**What you are asked to do:** Repeat each record below exactly, omitting whatever pictures appear in it.

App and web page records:
===

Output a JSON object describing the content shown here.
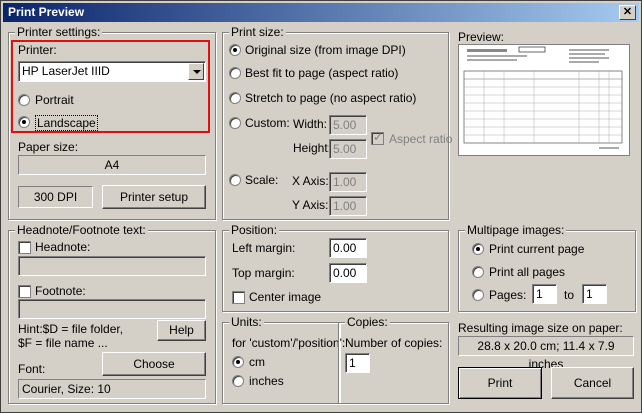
{
  "window": {
    "title": "Print Preview",
    "close_glyph": "✕"
  },
  "printer_settings": {
    "group_label": "Printer settings:",
    "printer_label": "Printer:",
    "printer_value": "HP LaserJet IIID",
    "orientation": [
      {
        "label": "Portrait",
        "selected": false
      },
      {
        "label": "Landscape",
        "selected": true
      }
    ],
    "paper_size_label": "Paper size:",
    "paper_size_value": "A4",
    "dpi_value": "300 DPI",
    "printer_setup_label": "Printer setup"
  },
  "print_size": {
    "group_label": "Print size:",
    "options": [
      {
        "label": "Original size (from image DPI)",
        "selected": true
      },
      {
        "label": "Best fit to page (aspect ratio)",
        "selected": false
      },
      {
        "label": "Stretch to page (no aspect ratio)",
        "selected": false
      },
      {
        "label": "Custom:",
        "selected": false
      },
      {
        "label": "Scale:",
        "selected": false
      }
    ],
    "width_label": "Width:",
    "width_value": "5.00",
    "height_label": "Height:",
    "height_value": "5.00",
    "aspect_ratio_label": "Aspect ratio",
    "aspect_ratio_checked": true,
    "x_axis_label": "X Axis:",
    "x_axis_value": "1.00",
    "y_axis_label": "Y Axis:",
    "y_axis_value": "1.00"
  },
  "preview": {
    "group_label": "Preview:"
  },
  "headnote_footnote": {
    "group_label": "Headnote/Footnote text:",
    "headnote_label": "Headnote:",
    "headnote_value": "",
    "footnote_label": "Footnote:",
    "footnote_value": "",
    "hint_line1": "Hint:$D = file folder,",
    "hint_line2": "$F = file name ...",
    "help_label": "Help",
    "font_label": "Font:",
    "choose_label": "Choose",
    "font_value": "Courier, Size: 10"
  },
  "position": {
    "group_label": "Position:",
    "left_margin_label": "Left margin:",
    "left_margin_value": "0.00",
    "top_margin_label": "Top margin:",
    "top_margin_value": "0.00",
    "center_image_label": "Center image"
  },
  "units": {
    "group_label": "Units:",
    "for_label": "for 'custom'/'position':",
    "options": [
      {
        "label": "cm",
        "selected": true
      },
      {
        "label": "inches",
        "selected": false
      }
    ]
  },
  "copies": {
    "group_label": "Copies:",
    "number_label": "Number of copies:",
    "number_value": "1"
  },
  "multipage": {
    "group_label": "Multipage images:",
    "options": [
      {
        "label": "Print current page",
        "selected": true
      },
      {
        "label": "Print all pages",
        "selected": false
      },
      {
        "label": "Pages:",
        "selected": false
      }
    ],
    "pages_from": "1",
    "to_label": "to",
    "pages_to": "1"
  },
  "result": {
    "label": "Resulting image size on paper:",
    "value": "28.8 x 20.0 cm; 11.4 x 7.9 inches"
  },
  "actions": {
    "print_label": "Print",
    "cancel_label": "Cancel"
  }
}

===

**Task answer:**
Output a JSON object describing the content shown here.
{
  "window": {
    "title": "Print Preview",
    "close_glyph": "✕"
  },
  "printer_settings": {
    "group_label": "Printer settings:",
    "printer_label": "Printer:",
    "printer_value": "HP LaserJet IIID",
    "orientation": [
      {
        "label": "Portrait",
        "selected": false
      },
      {
        "label": "Landscape",
        "selected": true
      }
    ],
    "paper_size_label": "Paper size:",
    "paper_size_value": "A4",
    "dpi_value": "300 DPI",
    "printer_setup_label": "Printer setup"
  },
  "print_size": {
    "group_label": "Print size:",
    "options": [
      {
        "label": "Original size (from image DPI)",
        "selected": true
      },
      {
        "label": "Best fit to page (aspect ratio)",
        "selected": false
      },
      {
        "label": "Stretch to page (no aspect ratio)",
        "selected": false
      },
      {
        "label": "Custom:",
        "selected": false
      },
      {
        "label": "Scale:",
        "selected": false
      }
    ],
    "width_label": "Width:",
    "width_value": "5.00",
    "height_label": "Height:",
    "height_value": "5.00",
    "aspect_ratio_label": "Aspect ratio",
    "aspect_ratio_checked": true,
    "x_axis_label": "X Axis:",
    "x_axis_value": "1.00",
    "y_axis_label": "Y Axis:",
    "y_axis_value": "1.00"
  },
  "preview": {
    "group_label": "Preview:"
  },
  "headnote_footnote": {
    "group_label": "Headnote/Footnote text:",
    "headnote_label": "Headnote:",
    "headnote_value": "",
    "footnote_label": "Footnote:",
    "footnote_value": "",
    "hint_line1": "Hint:$D = file folder,",
    "hint_line2": "$F = file name ...",
    "help_label": "Help",
    "font_label": "Font:",
    "choose_label": "Choose",
    "font_value": "Courier, Size: 10"
  },
  "position": {
    "group_label": "Position:",
    "left_margin_label": "Left margin:",
    "left_margin_value": "0.00",
    "top_margin_label": "Top margin:",
    "top_margin_value": "0.00",
    "center_image_label": "Center image"
  },
  "units": {
    "group_label": "Units:",
    "for_label": "for 'custom'/'position':",
    "options": [
      {
        "label": "cm",
        "selected": true
      },
      {
        "label": "inches",
        "selected": false
      }
    ]
  },
  "copies": {
    "group_label": "Copies:",
    "number_label": "Number of copies:",
    "number_value": "1"
  },
  "multipage": {
    "group_label": "Multipage images:",
    "options": [
      {
        "label": "Print current page",
        "selected": true
      },
      {
        "label": "Print all pages",
        "selected": false
      },
      {
        "label": "Pages:",
        "selected": false
      }
    ],
    "pages_from": "1",
    "to_label": "to",
    "pages_to": "1"
  },
  "result": {
    "label": "Resulting image size on paper:",
    "value": "28.8 x 20.0 cm; 11.4 x 7.9 inches"
  },
  "actions": {
    "print_label": "Print",
    "cancel_label": "Cancel"
  }
}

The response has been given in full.